Carousel’s owner claims he will abide by a National Labor Relations Board election to settle the issue of unionization. But UNITE is holding out for a third party from the community to oversee the vote in order to avoid any possible intimidation.
Retired firefighters charge union with discrimination
Boston firefighters who retired between 1999 and 2001 are charging that their union cut them out of a deal that bought back sick leave from firefighters. The agreement was based on the number of years of service and averaged about $18,000 per firefighter. The contract between the city and Firefighters Local 718 runs from 1999 to 2003. However it later emerged that only firefighters who retired after September 1, 2001 were eligible to collect the payment.
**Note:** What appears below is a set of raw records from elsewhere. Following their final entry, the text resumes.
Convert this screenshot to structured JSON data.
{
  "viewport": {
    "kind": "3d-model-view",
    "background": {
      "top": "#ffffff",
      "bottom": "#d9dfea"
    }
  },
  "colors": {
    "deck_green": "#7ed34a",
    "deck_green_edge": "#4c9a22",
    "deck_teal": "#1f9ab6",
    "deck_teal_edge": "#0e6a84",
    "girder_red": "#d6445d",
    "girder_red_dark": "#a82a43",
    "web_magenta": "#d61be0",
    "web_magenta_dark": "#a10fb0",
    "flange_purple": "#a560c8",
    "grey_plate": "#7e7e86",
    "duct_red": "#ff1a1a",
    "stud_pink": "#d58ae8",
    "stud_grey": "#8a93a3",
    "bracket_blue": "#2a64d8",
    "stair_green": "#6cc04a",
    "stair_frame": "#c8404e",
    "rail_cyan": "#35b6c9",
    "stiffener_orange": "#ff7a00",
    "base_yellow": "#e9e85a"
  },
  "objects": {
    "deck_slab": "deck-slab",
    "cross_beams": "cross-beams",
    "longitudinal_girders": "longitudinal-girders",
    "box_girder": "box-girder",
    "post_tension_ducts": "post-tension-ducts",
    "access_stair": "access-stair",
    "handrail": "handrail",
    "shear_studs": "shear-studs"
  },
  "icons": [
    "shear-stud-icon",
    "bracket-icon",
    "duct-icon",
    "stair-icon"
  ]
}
“I didn’t have to retire,” Daniel Donovan told the Boston Globe, “I could have waited, but I was under the impression that anything they negotiated, we would share. The union was responsible for representing us but they didn’t at all.” Donovan retired in March of 2001.
Flight attendants at Frontier Airlines to hold vote for union
The Association of Flight Attendants (AFA) announced March 20 that it had received the signatures of over half of Frontier’s 450 flight attendants, paving the way for the third union election in the last six years. AFA organizer Kit Rafferty said the main issue prompting flight attendants to vote for another union election was the desire to have work rules clearly established in writing so as not to allow the company to alter them at will.
The National Mediation Board will review signatures and issue mail ballots that could determine an election result in about 60 days. The AFA obtained the necessary signatures to hold a union election in 1998 and again in 2000. In the last election, attendants failed to get a majority, with the final tally at 40 percent in favor. The National Mediation Board will review the petitions. Frontier’s pilots, mechanics and dispatch workers recently voted to join unions.